- the importance of the role and responsibilities – are they inflated?
- the candidate’s achievements – are they embellished?
- the reason given for leaving the company – does it mask poor performance, or a conflict situation?
- tenure – has it been increased to remove gaps?
- staff managed – did the candidate directly manage them? Was this in an acting capacity only?
- revenue brought in or financial benefits – has the candidate exaggerated these to make herself appear more successful?
- certification or degree – did the candidate complete this, or fail, or drop out? Has it been conferred yet?
- academic dates – has the candidate changed these to cover failed or repeated subjects?
- previous remuneration – has this candidate bumped it up a little in order to get a bigger salary this time?
Wood says that on top of the above, recruiters should be on the lookout for embellishments or “flourishes” generally. “My favourite example of CV embellishment was given to me from a fellow recruiter,” he says. “The candidate had listed himself as the director of a national community service organisation. In interview, after a long series of probing questions, it turned out that the candidate’s organisation amounted to him and his sister moving some boxes from the garage for an elderly lady next door… once!” Subtleties in the language the candidate uses can hint at embellishments, he says.
For example, did the candidate do the whole lot, or “initiate the project”? Did they make important decisions or did they “research the issue”, “analyse the problem” or “make recommendations”? Did they work with other employees as opposed to “managing” or “supervising” them?

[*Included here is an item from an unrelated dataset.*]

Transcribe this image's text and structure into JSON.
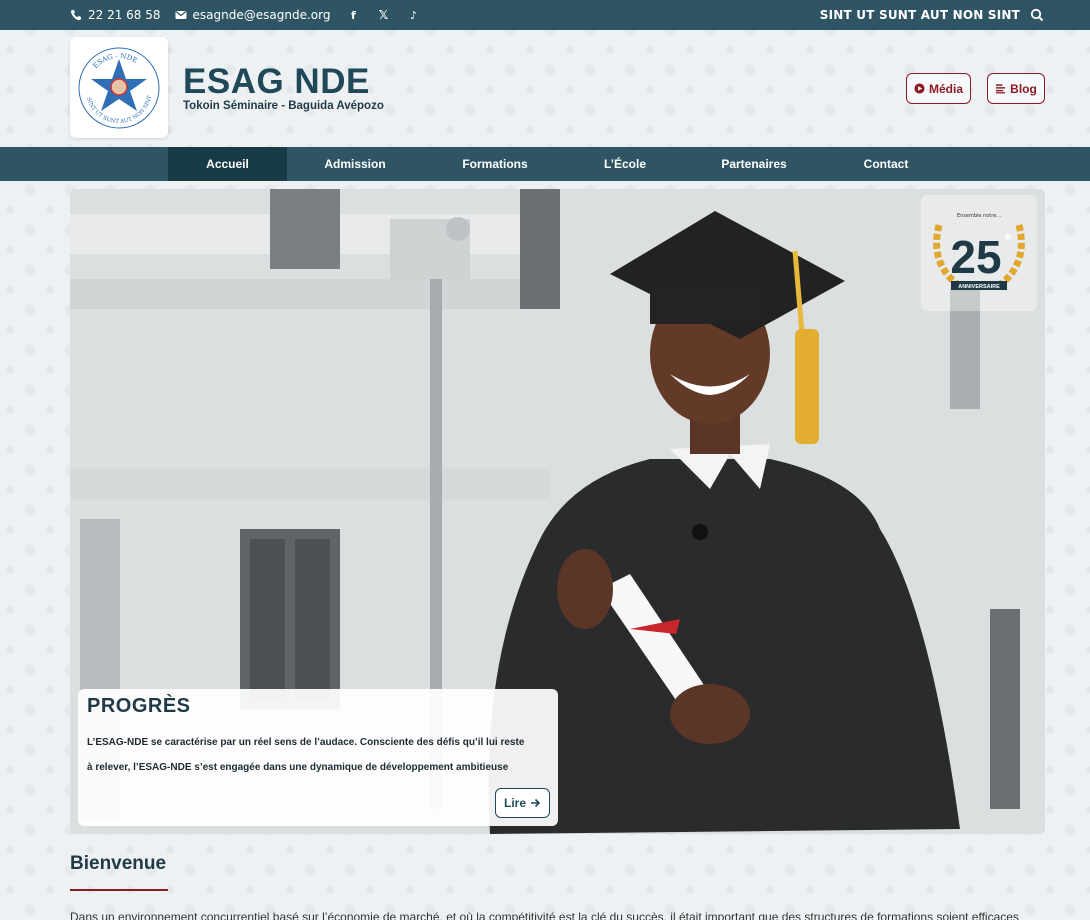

Other areas to approach with caution include:
- CV introduction and summary – canny candidates will tell you exactly what you want to hear in the CV summary, Wood says. “The summary might be true, of course, but communication or leadership skills are easier to exaggerate than job responsibilities or role lengths. This is because they are harder to define (and probity check) and they rely on candidates’ self-perception. They may also feel to candidates like less of an outright lie.”

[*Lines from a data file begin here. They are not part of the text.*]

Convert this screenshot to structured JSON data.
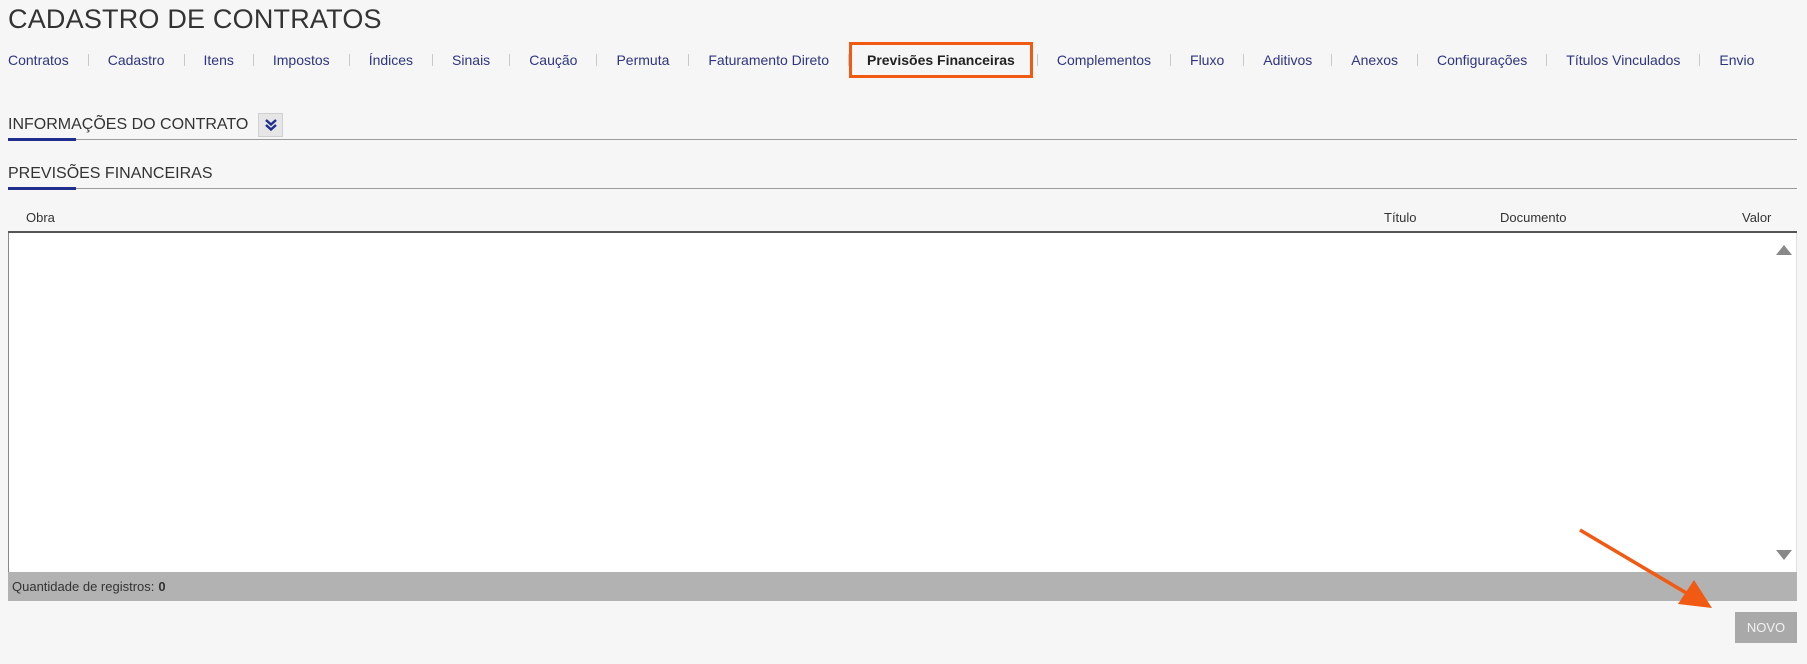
{
  "page": {
    "title": "CADASTRO DE CONTRATOS"
  },
  "tabs": [
    {
      "label": "Contratos"
    },
    {
      "label": "Cadastro"
    },
    {
      "label": "Itens"
    },
    {
      "label": "Impostos"
    },
    {
      "label": "Índices"
    },
    {
      "label": "Sinais"
    },
    {
      "label": "Caução"
    },
    {
      "label": "Permuta"
    },
    {
      "label": "Faturamento Direto"
    },
    {
      "label": "Previsões Financeiras",
      "active": true
    },
    {
      "label": "Complementos"
    },
    {
      "label": "Fluxo"
    },
    {
      "label": "Aditivos"
    },
    {
      "label": "Anexos"
    },
    {
      "label": "Configurações"
    },
    {
      "label": "Títulos Vinculados"
    },
    {
      "label": "Envio"
    }
  ],
  "sections": {
    "info": {
      "title": "INFORMAÇÕES DO CONTRATO",
      "toggle_icon": "double-chevron-down-icon"
    },
    "previsoes": {
      "title": "PREVISÕES FINANCEIRAS"
    }
  },
  "grid": {
    "columns": [
      "Obra",
      "Título",
      "Documento",
      "Valor"
    ],
    "rows": [],
    "footer": {
      "label": "Quantidade de registros:",
      "count": "0"
    }
  },
  "actions": {
    "new_label": "NOVO"
  },
  "colors": {
    "accent": "#1f2e8c",
    "highlight": "#f05a12",
    "link": "#2d3580"
  }
}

- Hobbies – these might give you an indication of the candidate’s sociability etc,if they’re accurate. Wood’s research, however, shows that this is an area to which experienced recruiters pay far less attention than their inexperienced colleagues.
- Photos – research shows that good-looking people who put pictures on their CVs tend to get rated better than those that look average, but only if the CVs are mediocre, not if the CVs are strong, Wood says. His advice to recruiters: “Ignore the picture.”

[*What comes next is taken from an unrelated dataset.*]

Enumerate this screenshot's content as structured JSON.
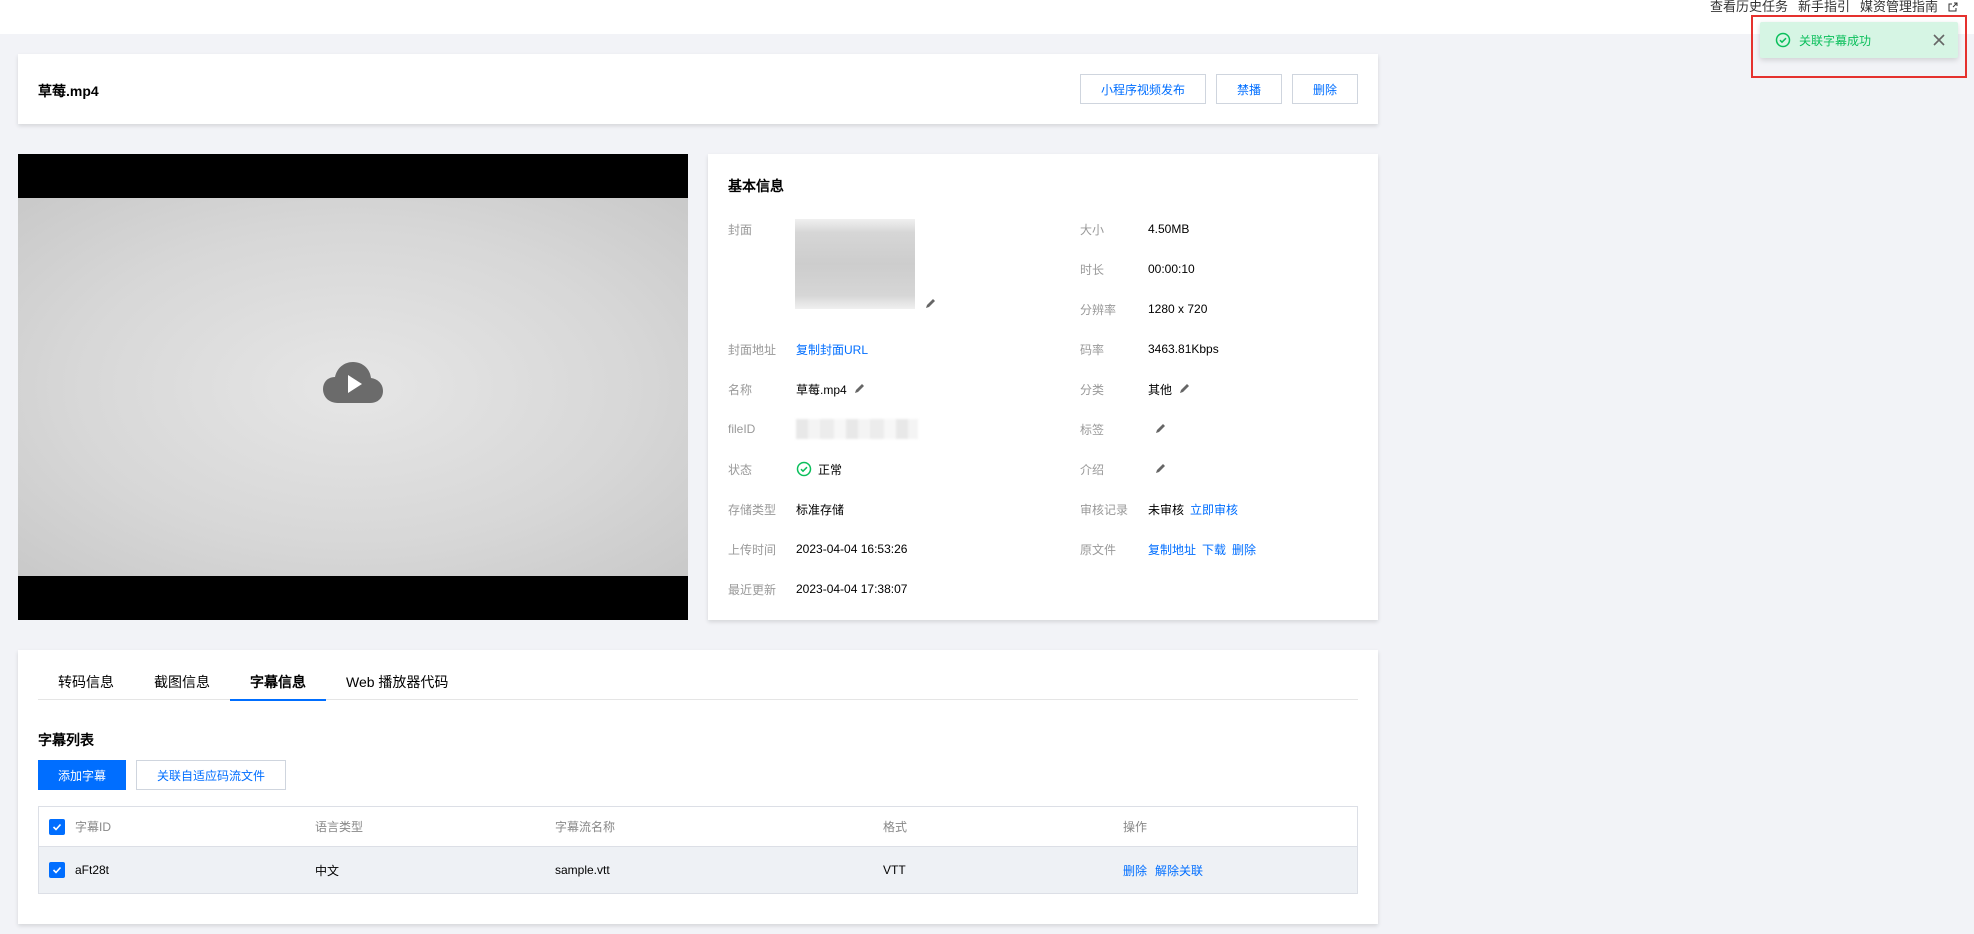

- Academic qualifications – compared to inexperienced recruiters, experienced CV assessors place less emphasis on academic qualifications, particularly if they’re not relevant to the role. “If the degree is relevant (e.g. a medical degree for a GP), of course it’s important, but looking for any tertiary qualification, just for the sake of it, can cause you to miss good candidates. Research shows that academic qualifications are not as strong a predictor of future job performance as one might expect.”
“As recruiters we need to deal with embellishments and half-truths from candidates all of the way through the assessment process,” Wood says. “Many candidates will be perfectly honest, but there is a sizable proportion that will exaggerate and embellish to try to get that job. And some, like our ‘director of a national community service organisation’ will have absolutely no qualms about it.”First published in Recruiter Daily 12th April 2010